▼

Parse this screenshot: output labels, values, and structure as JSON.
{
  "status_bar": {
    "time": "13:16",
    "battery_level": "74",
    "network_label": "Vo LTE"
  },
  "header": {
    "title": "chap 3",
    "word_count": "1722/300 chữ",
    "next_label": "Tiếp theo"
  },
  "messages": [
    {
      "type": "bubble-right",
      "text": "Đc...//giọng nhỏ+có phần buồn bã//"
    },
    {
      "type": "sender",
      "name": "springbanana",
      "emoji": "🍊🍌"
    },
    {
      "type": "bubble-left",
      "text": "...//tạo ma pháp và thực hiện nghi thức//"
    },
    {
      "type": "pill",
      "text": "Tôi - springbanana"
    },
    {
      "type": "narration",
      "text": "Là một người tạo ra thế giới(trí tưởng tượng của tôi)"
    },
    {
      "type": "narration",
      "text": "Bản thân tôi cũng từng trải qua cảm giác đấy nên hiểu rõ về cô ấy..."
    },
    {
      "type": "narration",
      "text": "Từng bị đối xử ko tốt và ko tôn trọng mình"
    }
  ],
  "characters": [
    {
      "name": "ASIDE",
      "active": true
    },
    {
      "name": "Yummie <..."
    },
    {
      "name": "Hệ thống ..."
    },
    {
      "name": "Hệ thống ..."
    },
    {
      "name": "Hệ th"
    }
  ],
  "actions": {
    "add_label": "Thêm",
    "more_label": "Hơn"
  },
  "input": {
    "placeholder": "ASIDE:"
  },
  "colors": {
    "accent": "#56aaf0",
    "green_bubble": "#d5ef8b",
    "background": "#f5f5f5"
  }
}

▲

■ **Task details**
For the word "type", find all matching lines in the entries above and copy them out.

■ **Your response**
      "type": "bubble-right",
      "type": "sender",
      "type": "bubble-left",
      "type": "pill",
      "type": "narration",
      "type": "narration",
      "type": "narration",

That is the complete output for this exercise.